The food was amazing, as were the people. One of the farmers I met, I actually had interviewed her sister at my previous job for a story so it was fun to make that connection and learn a little more about their operation through dinner time. It was also fun to learn why people stayed in the community after moving there for a job. At the end of the night, I was wishing I was moving to the Fairmont area after hearing how amazing it was to raise a family there.

It was a beautiful evening full of great food and great conversation. I ended my night by fueling up at a local gas station before making the trek back home, only to be met by faces of cattle starting back at me on the other side of the pumps. It truly was where the county meets the city, and a slice of a thriving rural area that Minnesota shouldn’t take for granted.

At the end of the day, we should all learn a little more about what makes the areas of this state tick and how they are all interrelated.

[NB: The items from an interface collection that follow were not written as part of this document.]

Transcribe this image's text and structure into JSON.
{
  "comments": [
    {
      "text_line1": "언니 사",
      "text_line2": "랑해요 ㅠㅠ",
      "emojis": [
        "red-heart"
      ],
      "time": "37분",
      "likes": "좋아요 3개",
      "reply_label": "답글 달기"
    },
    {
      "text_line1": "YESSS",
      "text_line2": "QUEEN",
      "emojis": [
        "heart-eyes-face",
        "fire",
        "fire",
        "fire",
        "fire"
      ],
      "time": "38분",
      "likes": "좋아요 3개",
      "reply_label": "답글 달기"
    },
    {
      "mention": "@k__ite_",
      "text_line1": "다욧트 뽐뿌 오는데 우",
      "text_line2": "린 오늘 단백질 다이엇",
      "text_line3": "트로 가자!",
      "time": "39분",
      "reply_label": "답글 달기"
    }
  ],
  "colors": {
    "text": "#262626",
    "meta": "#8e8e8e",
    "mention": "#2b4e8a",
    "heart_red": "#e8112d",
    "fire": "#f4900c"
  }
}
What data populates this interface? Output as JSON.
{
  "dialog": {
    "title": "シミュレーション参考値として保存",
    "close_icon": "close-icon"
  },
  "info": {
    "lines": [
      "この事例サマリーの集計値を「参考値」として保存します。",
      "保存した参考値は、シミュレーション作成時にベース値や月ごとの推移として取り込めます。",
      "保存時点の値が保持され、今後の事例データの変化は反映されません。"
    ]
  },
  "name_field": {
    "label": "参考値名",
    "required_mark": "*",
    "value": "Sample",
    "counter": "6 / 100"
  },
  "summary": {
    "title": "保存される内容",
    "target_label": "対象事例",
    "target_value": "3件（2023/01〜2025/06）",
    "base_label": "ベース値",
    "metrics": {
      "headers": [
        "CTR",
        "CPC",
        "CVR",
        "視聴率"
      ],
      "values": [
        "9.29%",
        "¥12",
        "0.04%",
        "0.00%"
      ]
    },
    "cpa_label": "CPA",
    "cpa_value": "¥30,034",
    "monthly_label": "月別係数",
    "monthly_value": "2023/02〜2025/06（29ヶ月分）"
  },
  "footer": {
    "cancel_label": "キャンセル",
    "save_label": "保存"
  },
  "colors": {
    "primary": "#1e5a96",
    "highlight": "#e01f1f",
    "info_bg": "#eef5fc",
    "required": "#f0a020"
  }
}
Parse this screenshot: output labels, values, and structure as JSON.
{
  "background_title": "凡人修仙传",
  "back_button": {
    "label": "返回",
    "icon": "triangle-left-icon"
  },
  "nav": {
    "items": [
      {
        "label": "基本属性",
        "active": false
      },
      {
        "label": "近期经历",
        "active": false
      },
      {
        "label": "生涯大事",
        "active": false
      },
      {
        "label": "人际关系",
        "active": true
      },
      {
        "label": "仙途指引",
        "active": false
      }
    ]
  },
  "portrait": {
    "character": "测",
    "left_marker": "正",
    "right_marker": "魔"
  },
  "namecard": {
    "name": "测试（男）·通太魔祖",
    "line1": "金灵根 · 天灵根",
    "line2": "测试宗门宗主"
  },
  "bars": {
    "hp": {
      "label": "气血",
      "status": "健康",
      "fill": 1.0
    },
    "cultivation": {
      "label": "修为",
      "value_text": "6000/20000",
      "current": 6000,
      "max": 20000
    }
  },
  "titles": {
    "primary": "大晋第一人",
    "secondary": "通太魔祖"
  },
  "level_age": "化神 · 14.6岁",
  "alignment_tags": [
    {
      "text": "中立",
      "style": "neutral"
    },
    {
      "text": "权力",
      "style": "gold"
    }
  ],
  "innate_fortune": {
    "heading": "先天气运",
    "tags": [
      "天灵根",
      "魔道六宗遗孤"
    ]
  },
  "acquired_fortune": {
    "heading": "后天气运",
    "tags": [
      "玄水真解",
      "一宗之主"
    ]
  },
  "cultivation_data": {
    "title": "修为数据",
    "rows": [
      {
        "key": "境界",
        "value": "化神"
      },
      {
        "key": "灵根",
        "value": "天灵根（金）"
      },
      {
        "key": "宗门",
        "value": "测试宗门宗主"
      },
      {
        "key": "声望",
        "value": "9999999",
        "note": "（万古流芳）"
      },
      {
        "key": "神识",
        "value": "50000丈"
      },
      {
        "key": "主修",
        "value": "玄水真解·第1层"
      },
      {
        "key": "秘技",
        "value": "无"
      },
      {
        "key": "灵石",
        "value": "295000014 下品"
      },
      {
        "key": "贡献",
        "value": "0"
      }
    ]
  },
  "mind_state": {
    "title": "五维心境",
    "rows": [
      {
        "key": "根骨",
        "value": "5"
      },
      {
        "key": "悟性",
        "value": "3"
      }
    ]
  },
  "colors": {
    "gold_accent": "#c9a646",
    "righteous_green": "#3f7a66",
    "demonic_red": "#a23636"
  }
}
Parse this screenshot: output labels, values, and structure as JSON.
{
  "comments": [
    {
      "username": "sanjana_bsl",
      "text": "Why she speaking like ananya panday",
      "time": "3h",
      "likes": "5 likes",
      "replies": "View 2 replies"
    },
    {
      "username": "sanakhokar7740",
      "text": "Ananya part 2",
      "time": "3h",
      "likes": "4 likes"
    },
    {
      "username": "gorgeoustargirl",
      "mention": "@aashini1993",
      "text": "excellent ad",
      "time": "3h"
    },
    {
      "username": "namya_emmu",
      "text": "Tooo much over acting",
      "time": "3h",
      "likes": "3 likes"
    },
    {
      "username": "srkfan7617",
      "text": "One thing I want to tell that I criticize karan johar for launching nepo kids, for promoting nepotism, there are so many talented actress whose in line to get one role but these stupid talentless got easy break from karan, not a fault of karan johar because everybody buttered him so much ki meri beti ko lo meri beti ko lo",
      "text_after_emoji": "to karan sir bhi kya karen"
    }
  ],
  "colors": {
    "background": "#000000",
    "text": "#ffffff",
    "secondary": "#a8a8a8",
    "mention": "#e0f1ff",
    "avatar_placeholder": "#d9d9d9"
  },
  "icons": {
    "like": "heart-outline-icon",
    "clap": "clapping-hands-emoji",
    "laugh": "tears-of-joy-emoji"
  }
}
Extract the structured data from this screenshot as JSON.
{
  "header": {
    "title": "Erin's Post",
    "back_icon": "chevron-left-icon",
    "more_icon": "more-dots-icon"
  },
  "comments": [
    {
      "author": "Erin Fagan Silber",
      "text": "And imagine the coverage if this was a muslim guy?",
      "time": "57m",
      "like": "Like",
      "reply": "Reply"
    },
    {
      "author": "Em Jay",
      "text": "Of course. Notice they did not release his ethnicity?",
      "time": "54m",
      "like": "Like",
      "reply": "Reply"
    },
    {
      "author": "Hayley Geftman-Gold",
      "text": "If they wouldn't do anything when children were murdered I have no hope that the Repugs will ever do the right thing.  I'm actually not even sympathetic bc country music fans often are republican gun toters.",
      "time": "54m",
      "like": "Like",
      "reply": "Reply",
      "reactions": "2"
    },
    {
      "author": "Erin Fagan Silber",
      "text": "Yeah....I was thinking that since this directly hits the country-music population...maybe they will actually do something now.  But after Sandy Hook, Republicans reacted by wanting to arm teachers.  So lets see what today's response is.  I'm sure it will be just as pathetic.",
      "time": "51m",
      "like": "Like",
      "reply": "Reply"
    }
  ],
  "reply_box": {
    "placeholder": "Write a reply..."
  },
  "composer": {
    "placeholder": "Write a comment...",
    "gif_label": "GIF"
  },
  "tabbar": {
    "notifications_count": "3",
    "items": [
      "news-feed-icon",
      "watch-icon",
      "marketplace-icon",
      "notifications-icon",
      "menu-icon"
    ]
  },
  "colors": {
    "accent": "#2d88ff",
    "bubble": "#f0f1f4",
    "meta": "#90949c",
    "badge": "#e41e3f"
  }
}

If we start to understand the full circle a bit more, and the impact the agriculture sector has on everything from electronics to the trucking industry, maybe the conversations we have will continue to be about collaboration and moving our communities forward to the future.

Thank you to Martin County, the Project 1590 crew, and all the volunteers for a wonderful day and an eye-opening experience for farm kid/farmer/ag employee who continues to learn all she can about this great industry!

-Sara 

3 Answers To Your Questions About Bees

You’ve got questions? We’ve got answers! Bees always bring up a plethora of questions from what do you feed them, to how do you treat them, to what do you do with them in the winter. They are a very unique livestock that helps produce over $20 billion in products in the U.S. every year.

  1. How many bees are in a hive?

We buy our bees in a 2lb. or 3lb. package when we start a hive. Depending on size of the package, initially a hive starts out with anywhere from 5,000 to 15,000 bees on average. Every hive has three types of bees – a queen, worker or female bees, and then male or drone bees. A hive will contain one queen bee, a few hundred drone bees, and anywhere from 30,000-80,000 worker bees.

 

  1. How much honey does a hive make?

Honestly, it varies every single year. Some years they are great producers, other years they slack a bit. It truly depends on the individual hive. But on average, a hive should produce in the 75lb. to 125lb. range. However, our hives are always left with two deep boxes to feed on throughout the winter.

 

  1. What can we do to help bees?

This one is simple – plant lots of pollinator friendly plants that bloom at various times throughout the growing season! One of my favorites to plant are zinnias. You can also use feeding pollinators as a really good excuse to your significant other when you don’t get to mowing the lawn right away because dandelions often serve as a first source of food for bees. Support local beekeepers and buy your honey from them when you can.

What other questions do you have about raising bees or honey extraction? Leave a comment and hopefully we can help answer your questions!

-Sara